*** Opening of Given data ***

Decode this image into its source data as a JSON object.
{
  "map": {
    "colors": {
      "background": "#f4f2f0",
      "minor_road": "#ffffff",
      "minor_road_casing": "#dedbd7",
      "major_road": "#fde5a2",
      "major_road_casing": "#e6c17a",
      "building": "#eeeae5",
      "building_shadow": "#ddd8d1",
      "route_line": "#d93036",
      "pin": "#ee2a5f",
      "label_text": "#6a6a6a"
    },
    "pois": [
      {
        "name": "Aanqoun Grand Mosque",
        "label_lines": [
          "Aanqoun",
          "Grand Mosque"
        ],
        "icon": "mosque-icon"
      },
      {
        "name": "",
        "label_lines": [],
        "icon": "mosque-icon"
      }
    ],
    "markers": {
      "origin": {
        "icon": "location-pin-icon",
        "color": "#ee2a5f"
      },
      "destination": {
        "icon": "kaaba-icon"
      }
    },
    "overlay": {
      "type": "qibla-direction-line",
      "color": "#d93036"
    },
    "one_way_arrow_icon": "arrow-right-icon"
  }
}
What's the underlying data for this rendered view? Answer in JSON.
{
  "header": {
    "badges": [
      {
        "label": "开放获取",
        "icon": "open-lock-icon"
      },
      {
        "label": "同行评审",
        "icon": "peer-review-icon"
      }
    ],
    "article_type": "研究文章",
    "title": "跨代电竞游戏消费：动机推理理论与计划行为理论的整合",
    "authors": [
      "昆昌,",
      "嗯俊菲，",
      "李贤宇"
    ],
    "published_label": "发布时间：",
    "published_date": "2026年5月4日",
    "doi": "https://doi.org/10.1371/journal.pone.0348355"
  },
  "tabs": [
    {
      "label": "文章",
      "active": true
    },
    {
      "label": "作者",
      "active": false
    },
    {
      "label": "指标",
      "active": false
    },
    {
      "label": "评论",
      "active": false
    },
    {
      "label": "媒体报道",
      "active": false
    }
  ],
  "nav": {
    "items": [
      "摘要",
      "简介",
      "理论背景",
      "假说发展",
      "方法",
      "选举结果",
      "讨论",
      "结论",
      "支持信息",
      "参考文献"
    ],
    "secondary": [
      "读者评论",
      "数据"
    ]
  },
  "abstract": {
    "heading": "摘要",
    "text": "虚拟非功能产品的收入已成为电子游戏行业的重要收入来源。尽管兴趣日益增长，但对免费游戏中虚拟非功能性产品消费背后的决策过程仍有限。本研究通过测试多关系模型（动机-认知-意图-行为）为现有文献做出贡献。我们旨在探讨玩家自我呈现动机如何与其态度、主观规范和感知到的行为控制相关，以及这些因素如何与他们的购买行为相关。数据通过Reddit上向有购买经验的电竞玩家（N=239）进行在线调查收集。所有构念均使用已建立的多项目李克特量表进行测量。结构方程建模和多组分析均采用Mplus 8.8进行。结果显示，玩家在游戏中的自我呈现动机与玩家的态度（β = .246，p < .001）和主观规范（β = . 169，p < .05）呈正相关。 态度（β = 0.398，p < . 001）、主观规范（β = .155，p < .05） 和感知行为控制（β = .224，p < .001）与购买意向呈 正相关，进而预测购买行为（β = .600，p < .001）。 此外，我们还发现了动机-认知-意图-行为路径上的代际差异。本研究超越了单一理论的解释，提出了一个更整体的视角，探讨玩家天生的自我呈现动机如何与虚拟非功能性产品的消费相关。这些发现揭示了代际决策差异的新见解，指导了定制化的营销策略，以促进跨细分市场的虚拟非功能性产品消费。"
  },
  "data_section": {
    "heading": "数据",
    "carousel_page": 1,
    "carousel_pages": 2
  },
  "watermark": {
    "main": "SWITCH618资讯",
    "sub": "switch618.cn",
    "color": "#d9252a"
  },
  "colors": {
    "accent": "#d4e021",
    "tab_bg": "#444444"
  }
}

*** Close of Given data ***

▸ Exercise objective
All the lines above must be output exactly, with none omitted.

▸ Output of the exercise
Decode this image into its source data as a JSON object.
{
  "map": {
    "colors": {
      "background": "#f4f2f0",
      "minor_road": "#ffffff",
      "minor_road_casing": "#dedbd7",
      "major_road": "#fde5a2",
      "major_road_casing": "#e6c17a",
      "building": "#eeeae5",
      "building_shadow": "#ddd8d1",
      "route_line": "#d93036",
      "pin": "#ee2a5f",
      "label_text": "#6a6a6a"
    },
    "pois": [
      {
        "name": "Aanqoun Grand Mosque",
        "label_lines": [
          "Aanqoun",
          "Grand Mosque"
        ],
        "icon": "mosque-icon"
      },
      {
        "name": "",
        "label_lines": [],
        "icon": "mosque-icon"
      }
    ],
    "markers": {
      "origin": {
        "icon": "location-pin-icon",
        "color": "#ee2a5f"
      },
      "destination": {
        "icon": "kaaba-icon"
      }
    },
    "overlay": {
      "type": "qibla-direction-line",
      "color": "#d93036"
    },
    "one_way_arrow_icon": "arrow-right-icon"
  }
}
What's the underlying data for this rendered view? Answer in JSON.
{
  "header": {
    "badges": [
      {
        "label": "开放获取",
        "icon": "open-lock-icon"
      },
      {
        "label": "同行评审",
        "icon": "peer-review-icon"
      }
    ],
    "article_type": "研究文章",
    "title": "跨代电竞游戏消费：动机推理理论与计划行为理论的整合",
    "authors": [
      "昆昌,",
      "嗯俊菲，",
      "李贤宇"
    ],
    "published_label": "发布时间：",
    "published_date": "2026年5月4日",
    "doi": "https://doi.org/10.1371/journal.pone.0348355"
  },
  "tabs": [
    {
      "label": "文章",
      "active": true
    },
    {
      "label": "作者",
      "active": false
    },
    {
      "label": "指标",
      "active": false
    },
    {
      "label": "评论",
      "active": false
    },
    {
      "label": "媒体报道",
      "active": false
    }
  ],
  "nav": {
    "items": [
      "摘要",
      "简介",
      "理论背景",
      "假说发展",
      "方法",
      "选举结果",
      "讨论",
      "结论",
      "支持信息",
      "参考文献"
    ],
    "secondary": [
      "读者评论",
      "数据"
    ]
  },
  "abstract": {
    "heading": "摘要",
    "text": "虚拟非功能产品的收入已成为电子游戏行业的重要收入来源。尽管兴趣日益增长，但对免费游戏中虚拟非功能性产品消费背后的决策过程仍有限。本研究通过测试多关系模型（动机-认知-意图-行为）为现有文献做出贡献。我们旨在探讨玩家自我呈现动机如何与其态度、主观规范和感知到的行为控制相关，以及这些因素如何与他们的购买行为相关。数据通过Reddit上向有购买经验的电竞玩家（N=239）进行在线调查收集。所有构念均使用已建立的多项目李克特量表进行测量。结构方程建模和多组分析均采用Mplus 8.8进行。结果显示，玩家在游戏中的自我呈现动机与玩家的态度（β = .246，p < .001）和主观规范（β = . 169，p < .05）呈正相关。 态度（β = 0.398，p < . 001）、主观规范（β = .155，p < .05） 和感知行为控制（β = .224，p < .001）与购买意向呈 正相关，进而预测购买行为（β = .600，p < .001）。 此外，我们还发现了动机-认知-意图-行为路径上的代际差异。本研究超越了单一理论的解释，提出了一个更整体的视角，探讨玩家天生的自我呈现动机如何与虚拟非功能性产品的消费相关。这些发现揭示了代际决策差异的新见解，指导了定制化的营销策略，以促进跨细分市场的虚拟非功能性产品消费。"
  },
  "data_section": {
    "heading": "数据",
    "carousel_page": 1,
    "carousel_pages": 2
  },
  "watermark": {
    "main": "SWITCH618资讯",
    "sub": "switch618.cn",
    "color": "#d9252a"
  },
  "colors": {
    "accent": "#d4e021",
    "tab_bg": "#444444"
  }
}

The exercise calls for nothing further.